▶ **Problem**
Across the records below, count the lines that contain "HEIGHTS" and write down only the count.

+++++

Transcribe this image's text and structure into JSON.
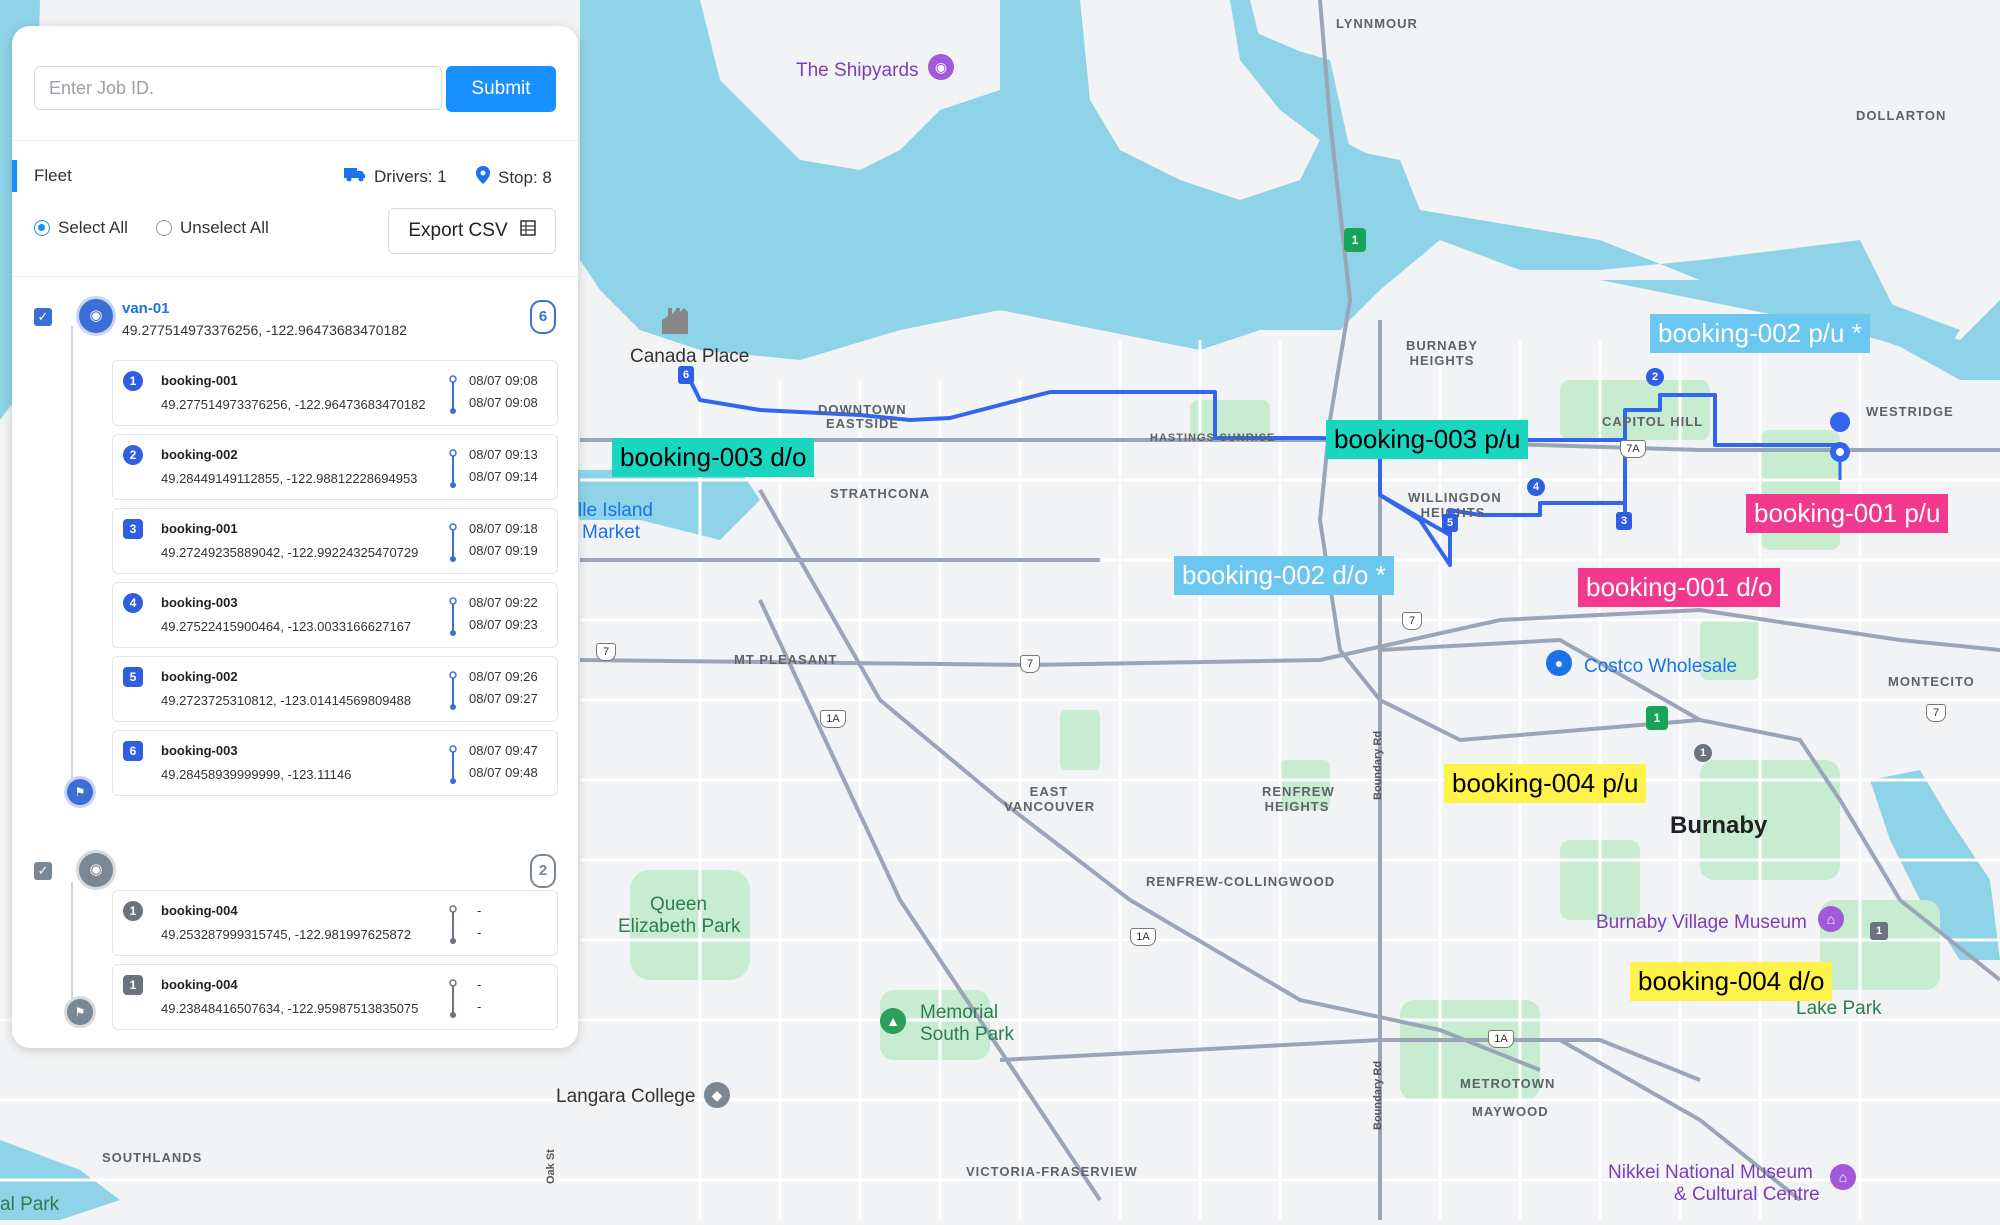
{
  "map": {
    "area_labels": [
      "LYNNMOUR",
      "DOLLARTON",
      "BURNABY HEIGHTS",
      "CAPITOL HILL",
      "WESTRIDGE",
      "DOWNTOWN",
      "EASTSIDE",
      "STRATHCONA",
      "WILLINGDON HEIGHTS",
      "MT PLEASANT",
      "MONTECITO",
      "EAST VANCOUVER",
      "RENFREW HEIGHTS",
      "RENFREW-COLLINGWOOD",
      "METROTOWN",
      "MAYWOOD",
      "SOUTHLANDS",
      "VICTORIA-FRASERVIEW",
      "HASTINGS-SUNRISE"
    ],
    "city_label": "Burnaby",
    "pois": {
      "shipyards": "The Shipyards",
      "canada_place": "Canada Place",
      "granville_island_a": "lle Island",
      "granville_island_b": "Market",
      "costco": "Costco Wholesale",
      "burnaby_village": "Burnaby Village Museum",
      "memorial_park_a": "Memorial",
      "memorial_park_b": "South Park",
      "queen_elizabeth_a": "Queen",
      "queen_elizabeth_b": "Elizabeth Park",
      "langara": "Langara College",
      "lake_park": "Lake Park",
      "nikkei_a": "Nikkei National Museum",
      "nikkei_b": "& Cultural Centre",
      "edge_park": "al Park",
      "boundary_rd": "Boundary Rd",
      "oak_st": "Oak St"
    },
    "highway_signs": [
      "1",
      "7",
      "7",
      "7",
      "1A",
      "1A",
      "1A",
      "7A",
      "7",
      "1"
    ],
    "route_stops": [
      "1",
      "2",
      "3",
      "4",
      "5",
      "6"
    ],
    "gray_stops": [
      "1",
      "1"
    ],
    "annotations": [
      {
        "text": "booking-003 d/o",
        "style": "teal"
      },
      {
        "text": "booking-003 p/u",
        "style": "teal"
      },
      {
        "text": "booking-002 p/u *",
        "style": "sky"
      },
      {
        "text": "booking-002 d/o *",
        "style": "sky"
      },
      {
        "text": "booking-001 p/u",
        "style": "pink"
      },
      {
        "text": "booking-001 d/o",
        "style": "pink"
      },
      {
        "text": "booking-004 p/u",
        "style": "yellow"
      },
      {
        "text": "booking-004 d/o",
        "style": "yellow"
      }
    ],
    "colors": {
      "water": "#8fd3e8",
      "land": "#f1f3f4",
      "park": "#c8ecd0",
      "route": "#3366ee",
      "road": "#ffffff",
      "major_road": "#9aa6b8"
    }
  },
  "panel": {
    "job_input_placeholder": "Enter Job ID.",
    "submit_label": "Submit",
    "fleet_label": "Fleet",
    "drivers_label": "Drivers: 1",
    "stops_label": "Stop: 8",
    "select_all_label": "Select All",
    "unselect_all_label": "Unselect All",
    "export_label": "Export CSV",
    "vehicles": [
      {
        "name": "van-01",
        "coords": "49.277514973376256, -122.96473683470182",
        "count": "6",
        "stops": [
          {
            "num": "1",
            "name": "booking-001",
            "coords": "49.277514973376256, -122.96473683470182",
            "t1": "08/07 09:08",
            "t2": "08/07 09:08"
          },
          {
            "num": "2",
            "name": "booking-002",
            "coords": "49.28449149112855, -122.98812228694953",
            "t1": "08/07 09:13",
            "t2": "08/07 09:14"
          },
          {
            "num": "3",
            "name": "booking-001",
            "coords": "49.27249235889042, -122.99224325470729",
            "t1": "08/07 09:18",
            "t2": "08/07 09:19"
          },
          {
            "num": "4",
            "name": "booking-003",
            "coords": "49.27522415900464, -123.0033166627167",
            "t1": "08/07 09:22",
            "t2": "08/07 09:23"
          },
          {
            "num": "5",
            "name": "booking-002",
            "coords": "49.2723725310812, -123.01414569809488",
            "t1": "08/07 09:26",
            "t2": "08/07 09:27"
          },
          {
            "num": "6",
            "name": "booking-003",
            "coords": "49.28458939999999, -123.11146",
            "t1": "08/07 09:47",
            "t2": "08/07 09:48"
          }
        ]
      },
      {
        "name": "",
        "coords": "",
        "count": "2",
        "stops": [
          {
            "num": "1",
            "name": "booking-004",
            "coords": "49.253287999315745, -122.981997625872",
            "t1": "-",
            "t2": "-"
          },
          {
            "num": "1",
            "name": "booking-004",
            "coords": "49.23848416507634, -122.95987513835075",
            "t1": "-",
            "t2": "-"
          }
        ]
      }
    ]
  }
}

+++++

▶ **Task output**
3